**Problem:** Filter the data for lines with the word "рассылки" and copy those lines.

**Records for the task:**
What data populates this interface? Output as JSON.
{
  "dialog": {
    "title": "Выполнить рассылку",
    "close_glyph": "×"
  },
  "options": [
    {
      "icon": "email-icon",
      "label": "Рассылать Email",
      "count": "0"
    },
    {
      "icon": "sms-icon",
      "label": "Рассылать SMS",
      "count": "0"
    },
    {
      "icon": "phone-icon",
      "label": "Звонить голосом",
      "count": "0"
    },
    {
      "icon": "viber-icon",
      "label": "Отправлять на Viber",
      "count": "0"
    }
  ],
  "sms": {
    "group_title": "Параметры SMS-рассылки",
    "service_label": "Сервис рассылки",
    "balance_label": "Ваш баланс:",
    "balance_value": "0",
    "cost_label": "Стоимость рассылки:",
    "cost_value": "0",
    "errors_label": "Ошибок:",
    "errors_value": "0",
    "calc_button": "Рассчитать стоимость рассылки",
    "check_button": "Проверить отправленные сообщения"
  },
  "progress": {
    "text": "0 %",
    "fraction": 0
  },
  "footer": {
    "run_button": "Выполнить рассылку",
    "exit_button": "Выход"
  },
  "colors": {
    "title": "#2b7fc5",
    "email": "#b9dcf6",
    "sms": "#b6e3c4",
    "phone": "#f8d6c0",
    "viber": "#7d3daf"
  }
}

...

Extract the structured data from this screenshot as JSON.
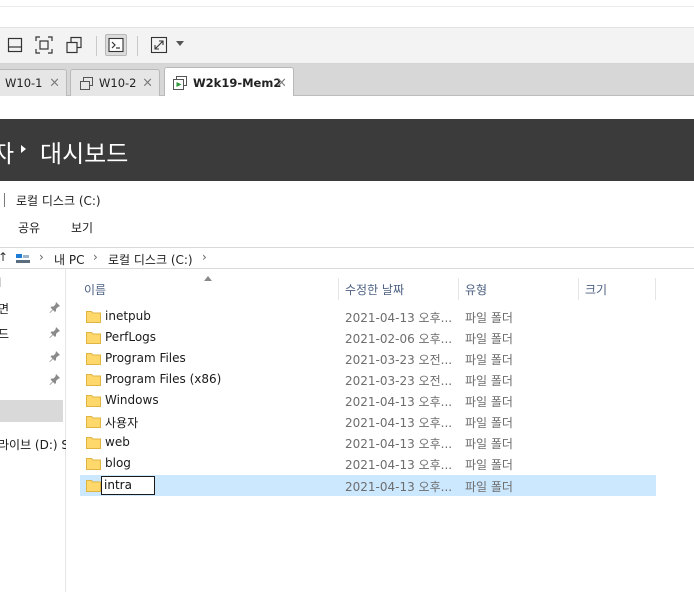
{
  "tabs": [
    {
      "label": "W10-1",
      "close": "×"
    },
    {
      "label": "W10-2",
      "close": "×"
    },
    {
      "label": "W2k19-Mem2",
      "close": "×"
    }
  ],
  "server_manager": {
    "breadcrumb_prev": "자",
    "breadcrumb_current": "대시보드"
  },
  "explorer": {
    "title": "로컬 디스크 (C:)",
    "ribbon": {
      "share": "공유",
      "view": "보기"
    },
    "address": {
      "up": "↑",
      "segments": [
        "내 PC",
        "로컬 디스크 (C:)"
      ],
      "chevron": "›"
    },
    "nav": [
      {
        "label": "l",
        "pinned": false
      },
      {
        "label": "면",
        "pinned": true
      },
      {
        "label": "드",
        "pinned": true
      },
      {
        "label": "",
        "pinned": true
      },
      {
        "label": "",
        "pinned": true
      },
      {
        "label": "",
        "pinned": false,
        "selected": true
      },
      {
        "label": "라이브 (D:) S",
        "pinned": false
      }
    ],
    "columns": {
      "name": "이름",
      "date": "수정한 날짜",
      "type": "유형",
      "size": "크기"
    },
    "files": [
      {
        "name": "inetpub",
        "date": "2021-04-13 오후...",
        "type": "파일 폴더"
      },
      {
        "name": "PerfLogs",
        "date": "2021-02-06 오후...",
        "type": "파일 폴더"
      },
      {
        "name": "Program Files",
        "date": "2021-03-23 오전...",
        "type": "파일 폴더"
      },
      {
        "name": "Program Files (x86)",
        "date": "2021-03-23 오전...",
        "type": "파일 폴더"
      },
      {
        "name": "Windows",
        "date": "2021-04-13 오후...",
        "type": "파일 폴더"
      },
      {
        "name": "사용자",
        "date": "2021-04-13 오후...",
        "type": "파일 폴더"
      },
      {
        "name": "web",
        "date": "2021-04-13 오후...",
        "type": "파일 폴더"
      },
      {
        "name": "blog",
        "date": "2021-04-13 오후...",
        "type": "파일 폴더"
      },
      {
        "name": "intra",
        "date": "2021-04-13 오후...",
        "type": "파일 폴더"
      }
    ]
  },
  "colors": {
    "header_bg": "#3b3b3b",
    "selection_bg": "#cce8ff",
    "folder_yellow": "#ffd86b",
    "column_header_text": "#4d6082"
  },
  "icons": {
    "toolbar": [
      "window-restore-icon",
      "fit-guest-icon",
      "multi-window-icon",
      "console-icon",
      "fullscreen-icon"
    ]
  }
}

**The completed task:**
    "group_title": "Параметры SMS-рассылки",
    "service_label": "Сервис рассылки",
    "cost_label": "Стоимость рассылки:",
    "calc_button": "Рассчитать стоимость рассылки",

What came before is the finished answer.